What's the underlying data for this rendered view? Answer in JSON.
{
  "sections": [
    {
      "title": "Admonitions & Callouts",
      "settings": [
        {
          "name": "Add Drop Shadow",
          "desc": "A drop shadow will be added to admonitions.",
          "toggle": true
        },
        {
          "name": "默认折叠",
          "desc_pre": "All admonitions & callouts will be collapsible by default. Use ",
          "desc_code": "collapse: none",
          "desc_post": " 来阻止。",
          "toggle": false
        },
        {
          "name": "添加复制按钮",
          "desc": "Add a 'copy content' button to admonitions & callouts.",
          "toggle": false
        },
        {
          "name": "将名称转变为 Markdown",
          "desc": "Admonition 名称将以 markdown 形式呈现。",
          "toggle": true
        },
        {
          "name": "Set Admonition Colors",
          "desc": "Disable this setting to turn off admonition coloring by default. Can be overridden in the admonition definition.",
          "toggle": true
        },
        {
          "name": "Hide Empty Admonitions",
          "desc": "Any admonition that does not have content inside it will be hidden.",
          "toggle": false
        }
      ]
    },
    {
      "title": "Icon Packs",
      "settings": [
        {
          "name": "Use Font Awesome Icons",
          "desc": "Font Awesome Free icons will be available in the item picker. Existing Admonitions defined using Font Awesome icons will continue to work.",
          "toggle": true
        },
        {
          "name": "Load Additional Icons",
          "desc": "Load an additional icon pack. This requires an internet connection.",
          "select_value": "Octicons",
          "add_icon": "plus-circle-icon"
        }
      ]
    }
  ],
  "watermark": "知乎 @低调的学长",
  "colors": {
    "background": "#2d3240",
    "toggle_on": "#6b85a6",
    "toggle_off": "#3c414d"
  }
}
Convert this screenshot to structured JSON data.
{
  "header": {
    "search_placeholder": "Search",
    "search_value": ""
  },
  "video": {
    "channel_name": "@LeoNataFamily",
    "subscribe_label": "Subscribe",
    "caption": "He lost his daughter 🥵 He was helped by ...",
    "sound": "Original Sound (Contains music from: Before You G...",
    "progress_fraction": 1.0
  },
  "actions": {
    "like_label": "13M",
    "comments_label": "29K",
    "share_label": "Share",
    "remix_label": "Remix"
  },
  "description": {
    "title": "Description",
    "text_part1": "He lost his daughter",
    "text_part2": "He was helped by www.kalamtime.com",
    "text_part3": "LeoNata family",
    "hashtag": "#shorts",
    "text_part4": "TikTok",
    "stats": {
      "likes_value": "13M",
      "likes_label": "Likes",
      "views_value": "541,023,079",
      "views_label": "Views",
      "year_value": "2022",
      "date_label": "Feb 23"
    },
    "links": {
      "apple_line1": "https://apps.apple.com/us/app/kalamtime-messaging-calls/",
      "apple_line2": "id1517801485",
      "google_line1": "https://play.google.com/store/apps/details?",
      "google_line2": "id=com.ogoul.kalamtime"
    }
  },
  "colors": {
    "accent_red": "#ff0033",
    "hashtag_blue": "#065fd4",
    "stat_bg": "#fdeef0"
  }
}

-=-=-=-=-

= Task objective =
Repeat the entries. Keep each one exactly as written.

= The answer =
What's the underlying data for this rendered view? Answer in JSON.
{
  "sections": [
    {
      "title": "Admonitions & Callouts",
      "settings": [
        {
          "name": "Add Drop Shadow",
          "desc": "A drop shadow will be added to admonitions.",
          "toggle": true
        },
        {
          "name": "默认折叠",
          "desc_pre": "All admonitions & callouts will be collapsible by default. Use ",
          "desc_code": "collapse: none",
          "desc_post": " 来阻止。",
          "toggle": false
        },
        {
          "name": "添加复制按钮",
          "desc": "Add a 'copy content' button to admonitions & callouts.",
          "toggle": false
        },
        {
          "name": "将名称转变为 Markdown",
          "desc": "Admonition 名称将以 markdown 形式呈现。",
          "toggle": true
        },
        {
          "name": "Set Admonition Colors",
          "desc": "Disable this setting to turn off admonition coloring by default. Can be overridden in the admonition definition.",
          "toggle": true
        },
        {
          "name": "Hide Empty Admonitions",
          "desc": "Any admonition that does not have content inside it will be hidden.",
          "toggle": false
        }
      ]
    },
    {
      "title": "Icon Packs",
      "settings": [
        {
          "name": "Use Font Awesome Icons",
          "desc": "Font Awesome Free icons will be available in the item picker. Existing Admonitions defined using Font Awesome icons will continue to work.",
          "toggle": true
        },
        {
          "name": "Load Additional Icons",
          "desc": "Load an additional icon pack. This requires an internet connection.",
          "select_value": "Octicons",
          "add_icon": "plus-circle-icon"
        }
      ]
    }
  ],
  "watermark": "知乎 @低调的学长",
  "colors": {
    "background": "#2d3240",
    "toggle_on": "#6b85a6",
    "toggle_off": "#3c414d"
  }
}
Convert this screenshot to structured JSON data.
{
  "header": {
    "search_placeholder": "Search",
    "search_value": ""
  },
  "video": {
    "channel_name": "@LeoNataFamily",
    "subscribe_label": "Subscribe",
    "caption": "He lost his daughter 🥵 He was helped by ...",
    "sound": "Original Sound (Contains music from: Before You G...",
    "progress_fraction": 1.0
  },
  "actions": {
    "like_label": "13M",
    "comments_label": "29K",
    "share_label": "Share",
    "remix_label": "Remix"
  },
  "description": {
    "title": "Description",
    "text_part1": "He lost his daughter",
    "text_part2": "He was helped by www.kalamtime.com",
    "text_part3": "LeoNata family",
    "hashtag": "#shorts",
    "text_part4": "TikTok",
    "stats": {
      "likes_value": "13M",
      "likes_label": "Likes",
      "views_value": "541,023,079",
      "views_label": "Views",
      "year_value": "2022",
      "date_label": "Feb 23"
    },
    "links": {
      "apple_line1": "https://apps.apple.com/us/app/kalamtime-messaging-calls/",
      "apple_line2": "id1517801485",
      "google_line1": "https://play.google.com/store/apps/details?",
      "google_line2": "id=com.ogoul.kalamtime"
    }
  },
  "colors": {
    "accent_red": "#ff0033",
    "hashtag_blue": "#065fd4",
    "stat_bg": "#fdeef0"
  }
}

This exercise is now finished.